Start of Data
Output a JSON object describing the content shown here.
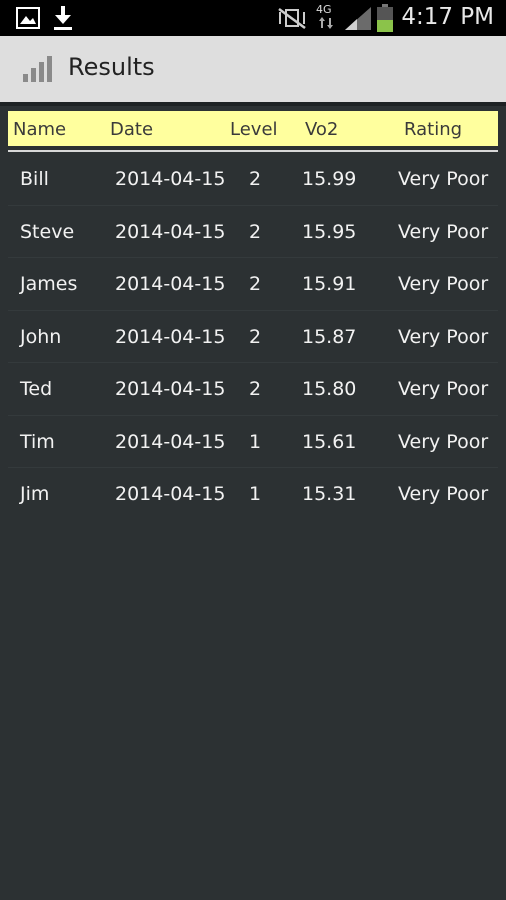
{
  "status_bar": {
    "time": "4:17 PM",
    "network": "4G"
  },
  "action_bar": {
    "title": "Results"
  },
  "table": {
    "columns": [
      "Name",
      "Date",
      "Level",
      "Vo2",
      "Rating"
    ],
    "rows": [
      {
        "name": "Bill",
        "date": "2014-04-15",
        "level": "2",
        "vo2": "15.99",
        "rating": "Very Poor"
      },
      {
        "name": "Steve",
        "date": "2014-04-15",
        "level": "2",
        "vo2": "15.95",
        "rating": "Very Poor"
      },
      {
        "name": "James",
        "date": "2014-04-15",
        "level": "2",
        "vo2": "15.91",
        "rating": "Very Poor"
      },
      {
        "name": "John",
        "date": "2014-04-15",
        "level": "2",
        "vo2": "15.87",
        "rating": "Very Poor"
      },
      {
        "name": "Ted",
        "date": "2014-04-15",
        "level": "2",
        "vo2": "15.80",
        "rating": "Very Poor"
      },
      {
        "name": "Tim",
        "date": "2014-04-15",
        "level": "1",
        "vo2": "15.61",
        "rating": "Very Poor"
      },
      {
        "name": "Jim",
        "date": "2014-04-15",
        "level": "1",
        "vo2": "15.31",
        "rating": "Very Poor"
      }
    ]
  },
  "colors": {
    "header_bg": "#ffff9e",
    "body_bg": "#2c3133",
    "action_bar_bg": "#dedede",
    "battery_green": "#8bc34a"
  }
}
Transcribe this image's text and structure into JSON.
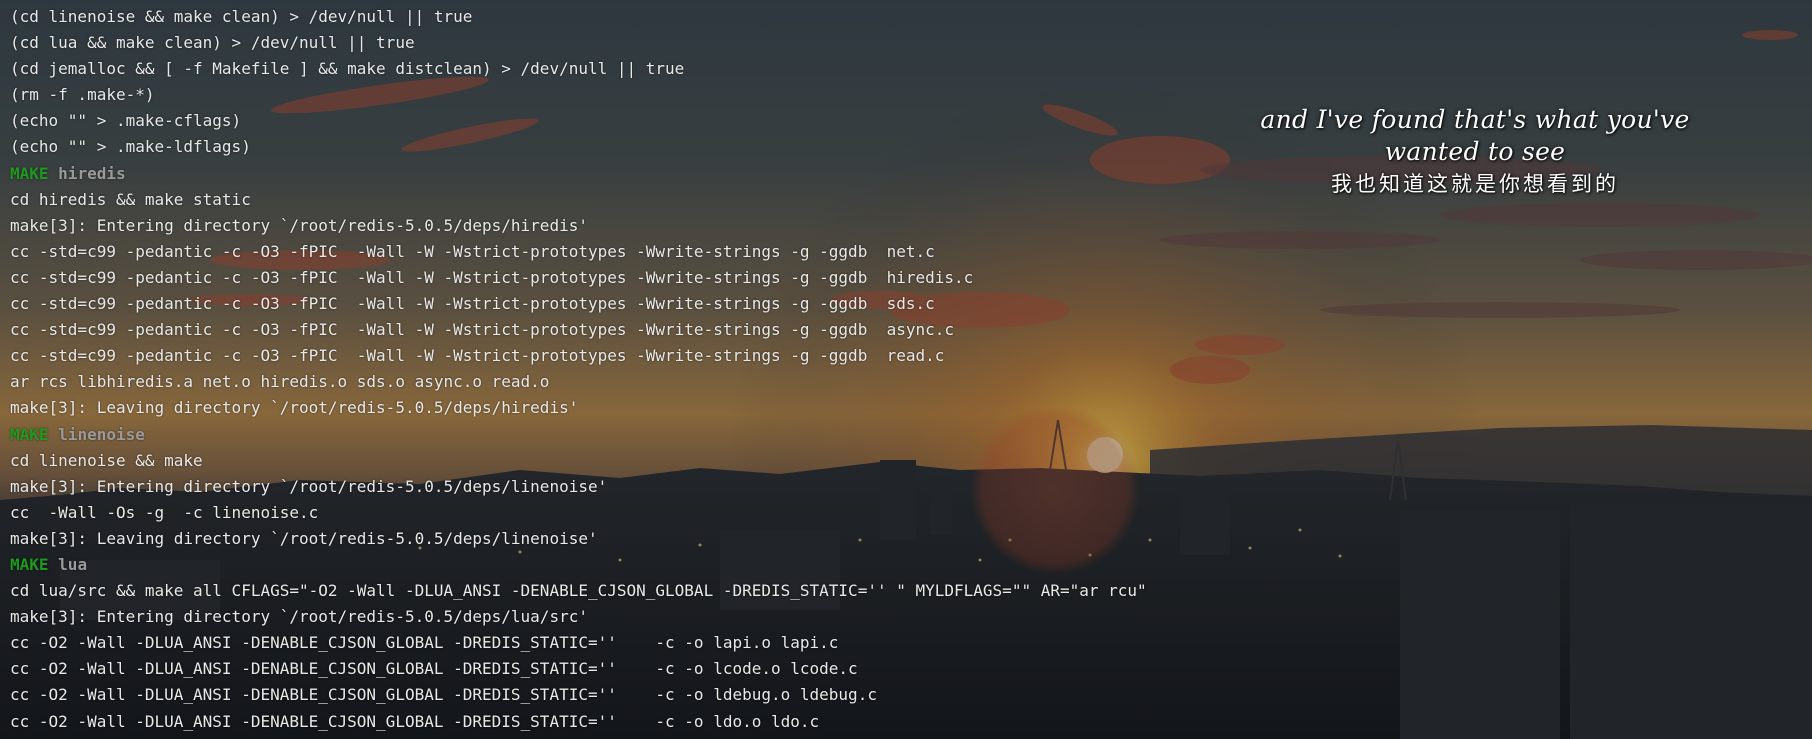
{
  "terminal": {
    "lines": [
      {
        "text": "(cd linenoise && make clean) > /dev/null || true"
      },
      {
        "text": "(cd lua && make clean) > /dev/null || true"
      },
      {
        "text": "(cd jemalloc && [ -f Makefile ] && make distclean) > /dev/null || true"
      },
      {
        "text": "(rm -f .make-*)"
      },
      {
        "text": "(echo \"\" > .make-cflags)"
      },
      {
        "text": "(echo \"\" > .make-ldflags)"
      },
      {
        "tag": "MAKE",
        "target": "hiredis"
      },
      {
        "text": "cd hiredis && make static"
      },
      {
        "text": "make[3]: Entering directory `/root/redis-5.0.5/deps/hiredis'"
      },
      {
        "text": "cc -std=c99 -pedantic -c -O3 -fPIC  -Wall -W -Wstrict-prototypes -Wwrite-strings -g -ggdb  net.c"
      },
      {
        "text": "cc -std=c99 -pedantic -c -O3 -fPIC  -Wall -W -Wstrict-prototypes -Wwrite-strings -g -ggdb  hiredis.c"
      },
      {
        "text": "cc -std=c99 -pedantic -c -O3 -fPIC  -Wall -W -Wstrict-prototypes -Wwrite-strings -g -ggdb  sds.c"
      },
      {
        "text": "cc -std=c99 -pedantic -c -O3 -fPIC  -Wall -W -Wstrict-prototypes -Wwrite-strings -g -ggdb  async.c"
      },
      {
        "text": "cc -std=c99 -pedantic -c -O3 -fPIC  -Wall -W -Wstrict-prototypes -Wwrite-strings -g -ggdb  read.c"
      },
      {
        "text": "ar rcs libhiredis.a net.o hiredis.o sds.o async.o read.o"
      },
      {
        "text": "make[3]: Leaving directory `/root/redis-5.0.5/deps/hiredis'"
      },
      {
        "tag": "MAKE",
        "target": "linenoise"
      },
      {
        "text": "cd linenoise && make"
      },
      {
        "text": "make[3]: Entering directory `/root/redis-5.0.5/deps/linenoise'"
      },
      {
        "text": "cc  -Wall -Os -g  -c linenoise.c"
      },
      {
        "text": "make[3]: Leaving directory `/root/redis-5.0.5/deps/linenoise'"
      },
      {
        "tag": "MAKE",
        "target": "lua"
      },
      {
        "text": "cd lua/src && make all CFLAGS=\"-O2 -Wall -DLUA_ANSI -DENABLE_CJSON_GLOBAL -DREDIS_STATIC='' \" MYLDFLAGS=\"\" AR=\"ar rcu\""
      },
      {
        "text": "make[3]: Entering directory `/root/redis-5.0.5/deps/lua/src'"
      },
      {
        "text": "cc -O2 -Wall -DLUA_ANSI -DENABLE_CJSON_GLOBAL -DREDIS_STATIC=''    -c -o lapi.o lapi.c"
      },
      {
        "text": "cc -O2 -Wall -DLUA_ANSI -DENABLE_CJSON_GLOBAL -DREDIS_STATIC=''    -c -o lcode.o lcode.c"
      },
      {
        "text": "cc -O2 -Wall -DLUA_ANSI -DENABLE_CJSON_GLOBAL -DREDIS_STATIC=''    -c -o ldebug.o ldebug.c"
      },
      {
        "text": "cc -O2 -Wall -DLUA_ANSI -DENABLE_CJSON_GLOBAL -DREDIS_STATIC=''    -c -o ldo.o ldo.c"
      }
    ]
  },
  "lyrics": {
    "english": "and I've found that's what you've wanted to see",
    "chinese": "我也知道这就是你想看到的"
  },
  "colors": {
    "make_tag": "#1e9a1e",
    "make_target": "#9a9a9a",
    "text": "#e8e8e8",
    "sky_top": "#3d4a52",
    "sunset": "#e59a3a"
  }
}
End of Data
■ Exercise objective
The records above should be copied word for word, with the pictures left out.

■ Response to this exercise
Output a JSON object describing the content shown here.
{
  "status_bar": {
    "time": "4:17 PM",
    "network": "4G"
  },
  "action_bar": {
    "title": "Results"
  },
  "table": {
    "columns": [
      "Name",
      "Date",
      "Level",
      "Vo2",
      "Rating"
    ],
    "rows": [
      {
        "name": "Bill",
        "date": "2014-04-15",
        "level": "2",
        "vo2": "15.99",
        "rating": "Very Poor"
      },
      {
        "name": "Steve",
        "date": "2014-04-15",
        "level": "2",
        "vo2": "15.95",
        "rating": "Very Poor"
      },
      {
        "name": "James",
        "date": "2014-04-15",
        "level": "2",
        "vo2": "15.91",
        "rating": "Very Poor"
      },
      {
        "name": "John",
        "date": "2014-04-15",
        "level": "2",
        "vo2": "15.87",
        "rating": "Very Poor"
      },
      {
        "name": "Ted",
        "date": "2014-04-15",
        "level": "2",
        "vo2": "15.80",
        "rating": "Very Poor"
      },
      {
        "name": "Tim",
        "date": "2014-04-15",
        "level": "1",
        "vo2": "15.61",
        "rating": "Very Poor"
      },
      {
        "name": "Jim",
        "date": "2014-04-15",
        "level": "1",
        "vo2": "15.31",
        "rating": "Very Poor"
      }
    ]
  },
  "colors": {
    "header_bg": "#ffff9e",
    "body_bg": "#2c3133",
    "action_bar_bg": "#dedede",
    "battery_green": "#8bc34a"
  }
}
Transcribe this image's text and structure into JSON.
{
  "terminal": {
    "lines": [
      {
        "text": "(cd linenoise && make clean) > /dev/null || true"
      },
      {
        "text": "(cd lua && make clean) > /dev/null || true"
      },
      {
        "text": "(cd jemalloc && [ -f Makefile ] && make distclean) > /dev/null || true"
      },
      {
        "text": "(rm -f .make-*)"
      },
      {
        "text": "(echo \"\" > .make-cflags)"
      },
      {
        "text": "(echo \"\" > .make-ldflags)"
      },
      {
        "tag": "MAKE",
        "target": "hiredis"
      },
      {
        "text": "cd hiredis && make static"
      },
      {
        "text": "make[3]: Entering directory `/root/redis-5.0.5/deps/hiredis'"
      },
      {
        "text": "cc -std=c99 -pedantic -c -O3 -fPIC  -Wall -W -Wstrict-prototypes -Wwrite-strings -g -ggdb  net.c"
      },
      {
        "text": "cc -std=c99 -pedantic -c -O3 -fPIC  -Wall -W -Wstrict-prototypes -Wwrite-strings -g -ggdb  hiredis.c"
      },
      {
        "text": "cc -std=c99 -pedantic -c -O3 -fPIC  -Wall -W -Wstrict-prototypes -Wwrite-strings -g -ggdb  sds.c"
      },
      {
        "text": "cc -std=c99 -pedantic -c -O3 -fPIC  -Wall -W -Wstrict-prototypes -Wwrite-strings -g -ggdb  async.c"
      },
      {
        "text": "cc -std=c99 -pedantic -c -O3 -fPIC  -Wall -W -Wstrict-prototypes -Wwrite-strings -g -ggdb  read.c"
      },
      {
        "text": "ar rcs libhiredis.a net.o hiredis.o sds.o async.o read.o"
      },
      {
        "text": "make[3]: Leaving directory `/root/redis-5.0.5/deps/hiredis'"
      },
      {
        "tag": "MAKE",
        "target": "linenoise"
      },
      {
        "text": "cd linenoise && make"
      },
      {
        "text": "make[3]: Entering directory `/root/redis-5.0.5/deps/linenoise'"
      },
      {
        "text": "cc  -Wall -Os -g  -c linenoise.c"
      },
      {
        "text": "make[3]: Leaving directory `/root/redis-5.0.5/deps/linenoise'"
      },
      {
        "tag": "MAKE",
        "target": "lua"
      },
      {
        "text": "cd lua/src && make all CFLAGS=\"-O2 -Wall -DLUA_ANSI -DENABLE_CJSON_GLOBAL -DREDIS_STATIC='' \" MYLDFLAGS=\"\" AR=\"ar rcu\""
      },
      {
        "text": "make[3]: Entering directory `/root/redis-5.0.5/deps/lua/src'"
      },
      {
        "text": "cc -O2 -Wall -DLUA_ANSI -DENABLE_CJSON_GLOBAL -DREDIS_STATIC=''    -c -o lapi.o lapi.c"
      },
      {
        "text": "cc -O2 -Wall -DLUA_ANSI -DENABLE_CJSON_GLOBAL -DREDIS_STATIC=''    -c -o lcode.o lcode.c"
      },
      {
        "text": "cc -O2 -Wall -DLUA_ANSI -DENABLE_CJSON_GLOBAL -DREDIS_STATIC=''    -c -o ldebug.o ldebug.c"
      },
      {
        "text": "cc -O2 -Wall -DLUA_ANSI -DENABLE_CJSON_GLOBAL -DREDIS_STATIC=''    -c -o ldo.o ldo.c"
      }
    ]
  },
  "lyrics": {
    "english": "and I've found that's what you've wanted to see",
    "chinese": "我也知道这就是你想看到的"
  },
  "colors": {
    "make_tag": "#1e9a1e",
    "make_target": "#9a9a9a",
    "text": "#e8e8e8",
    "sky_top": "#3d4a52",
    "sunset": "#e59a3a"
  }
}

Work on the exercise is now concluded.